Cancer is a hugely complicated disease, and understanding how it starts and how it can be treated requires an equally enormous effort from scientists. That effort is well underway with the Pan-Cancer Project, an international collaboration dedicated to analyzing thousands of whole cancer genomes. And now, the comprehensive results are being published in 23 separate papers, revealing new details about cancer’s causes and development, and how it can be classified, diagnosed and treated.
Otherwise known as the Pan-Cancer Analysis of Whole Genomes (PCAWG) Project, the collaboration involves over 1,300 scientists from 37 countries. These researchers analyzed over 2,600 whole cancer genomes of 38 different types of tumors, probing deeper than ever into how the disease alters DNA.

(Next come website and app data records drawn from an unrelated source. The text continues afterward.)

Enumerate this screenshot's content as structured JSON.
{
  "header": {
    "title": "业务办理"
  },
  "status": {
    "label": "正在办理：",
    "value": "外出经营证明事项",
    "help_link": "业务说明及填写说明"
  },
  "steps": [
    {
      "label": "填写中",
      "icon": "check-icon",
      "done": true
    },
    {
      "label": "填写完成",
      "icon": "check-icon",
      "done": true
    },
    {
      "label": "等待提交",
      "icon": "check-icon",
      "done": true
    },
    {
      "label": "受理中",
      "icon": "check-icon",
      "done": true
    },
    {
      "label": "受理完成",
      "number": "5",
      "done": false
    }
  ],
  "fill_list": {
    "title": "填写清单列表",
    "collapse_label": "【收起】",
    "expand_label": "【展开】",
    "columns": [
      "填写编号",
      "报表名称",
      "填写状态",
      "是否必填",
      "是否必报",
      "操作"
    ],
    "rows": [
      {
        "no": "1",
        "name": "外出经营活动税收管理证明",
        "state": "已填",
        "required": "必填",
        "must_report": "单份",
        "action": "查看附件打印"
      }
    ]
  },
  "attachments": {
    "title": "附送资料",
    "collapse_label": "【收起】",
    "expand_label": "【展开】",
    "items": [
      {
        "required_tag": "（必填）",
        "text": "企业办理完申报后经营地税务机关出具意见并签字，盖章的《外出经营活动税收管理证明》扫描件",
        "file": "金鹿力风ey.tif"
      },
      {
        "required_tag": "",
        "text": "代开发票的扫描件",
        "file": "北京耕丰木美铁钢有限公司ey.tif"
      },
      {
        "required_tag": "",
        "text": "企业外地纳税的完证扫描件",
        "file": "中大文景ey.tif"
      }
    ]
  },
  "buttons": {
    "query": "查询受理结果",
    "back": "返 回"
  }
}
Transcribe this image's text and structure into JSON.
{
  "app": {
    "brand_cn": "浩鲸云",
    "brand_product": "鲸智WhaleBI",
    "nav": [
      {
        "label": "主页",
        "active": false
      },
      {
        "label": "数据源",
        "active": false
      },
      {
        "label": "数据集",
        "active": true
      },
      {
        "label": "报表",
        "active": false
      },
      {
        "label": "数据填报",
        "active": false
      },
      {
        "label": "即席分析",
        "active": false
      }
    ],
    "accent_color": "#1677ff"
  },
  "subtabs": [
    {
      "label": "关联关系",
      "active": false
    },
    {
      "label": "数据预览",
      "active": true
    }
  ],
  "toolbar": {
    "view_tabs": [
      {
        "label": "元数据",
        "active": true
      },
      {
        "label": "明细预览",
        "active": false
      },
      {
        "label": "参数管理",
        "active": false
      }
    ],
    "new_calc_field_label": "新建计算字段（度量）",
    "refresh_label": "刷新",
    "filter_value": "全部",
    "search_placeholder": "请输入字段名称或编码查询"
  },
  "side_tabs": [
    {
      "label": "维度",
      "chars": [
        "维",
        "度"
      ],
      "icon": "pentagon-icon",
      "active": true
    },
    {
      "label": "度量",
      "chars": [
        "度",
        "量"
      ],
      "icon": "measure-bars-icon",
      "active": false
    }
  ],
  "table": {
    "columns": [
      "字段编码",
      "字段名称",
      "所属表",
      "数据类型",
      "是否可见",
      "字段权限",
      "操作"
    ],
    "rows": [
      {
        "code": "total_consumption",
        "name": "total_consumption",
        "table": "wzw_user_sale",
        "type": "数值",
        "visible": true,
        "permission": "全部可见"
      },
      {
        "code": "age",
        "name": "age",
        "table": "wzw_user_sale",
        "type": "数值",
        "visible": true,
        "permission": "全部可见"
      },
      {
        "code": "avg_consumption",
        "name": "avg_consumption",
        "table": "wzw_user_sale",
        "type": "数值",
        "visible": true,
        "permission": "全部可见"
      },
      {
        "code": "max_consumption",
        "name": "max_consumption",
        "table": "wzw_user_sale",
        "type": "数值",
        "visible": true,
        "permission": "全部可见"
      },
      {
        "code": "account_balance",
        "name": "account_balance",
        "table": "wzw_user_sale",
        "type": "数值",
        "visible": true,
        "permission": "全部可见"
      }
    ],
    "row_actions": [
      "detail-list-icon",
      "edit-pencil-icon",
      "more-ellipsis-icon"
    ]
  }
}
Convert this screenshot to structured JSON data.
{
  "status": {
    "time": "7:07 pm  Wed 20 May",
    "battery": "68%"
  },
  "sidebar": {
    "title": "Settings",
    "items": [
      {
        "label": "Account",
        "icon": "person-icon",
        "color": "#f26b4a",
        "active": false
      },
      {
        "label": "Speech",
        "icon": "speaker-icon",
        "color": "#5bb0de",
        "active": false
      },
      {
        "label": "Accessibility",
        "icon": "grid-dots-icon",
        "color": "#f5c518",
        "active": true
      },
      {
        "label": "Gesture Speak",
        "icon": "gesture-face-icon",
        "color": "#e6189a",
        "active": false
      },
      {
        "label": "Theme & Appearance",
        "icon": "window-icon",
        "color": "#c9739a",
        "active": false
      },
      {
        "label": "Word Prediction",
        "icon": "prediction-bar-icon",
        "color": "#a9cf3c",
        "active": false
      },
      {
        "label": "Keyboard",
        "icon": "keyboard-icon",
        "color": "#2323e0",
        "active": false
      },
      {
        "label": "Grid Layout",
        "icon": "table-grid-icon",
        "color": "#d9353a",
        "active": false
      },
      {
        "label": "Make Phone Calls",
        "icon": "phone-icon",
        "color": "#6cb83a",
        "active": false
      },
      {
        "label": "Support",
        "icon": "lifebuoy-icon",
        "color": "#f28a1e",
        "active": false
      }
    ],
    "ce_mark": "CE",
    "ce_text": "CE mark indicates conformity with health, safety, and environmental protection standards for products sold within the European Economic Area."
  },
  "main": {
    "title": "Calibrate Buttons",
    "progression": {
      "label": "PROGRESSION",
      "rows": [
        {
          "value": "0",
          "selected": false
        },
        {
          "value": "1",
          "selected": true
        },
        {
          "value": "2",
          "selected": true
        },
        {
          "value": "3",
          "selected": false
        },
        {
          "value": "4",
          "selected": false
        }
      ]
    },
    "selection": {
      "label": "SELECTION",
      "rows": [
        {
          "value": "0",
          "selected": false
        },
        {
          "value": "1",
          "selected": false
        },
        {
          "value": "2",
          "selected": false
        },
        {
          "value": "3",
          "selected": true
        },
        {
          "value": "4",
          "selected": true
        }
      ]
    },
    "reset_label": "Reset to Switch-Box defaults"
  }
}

One of the most optimistic outlooks from the project is that while the cancer genome is incredibly complex, it’s also finite. That means that it should be technically possible to document every genetic change that cancer can possibly induce. That information can then be used to diagnose which type of tumor a patient has and personalize a treatment plan based on the unique genome of their cancer.
With so much data to pore over, 16 working groups were established to investigate different aspects of cancer hidden in its genome. The results of this coordinated effort have now been published in a series of almost two dozen papers.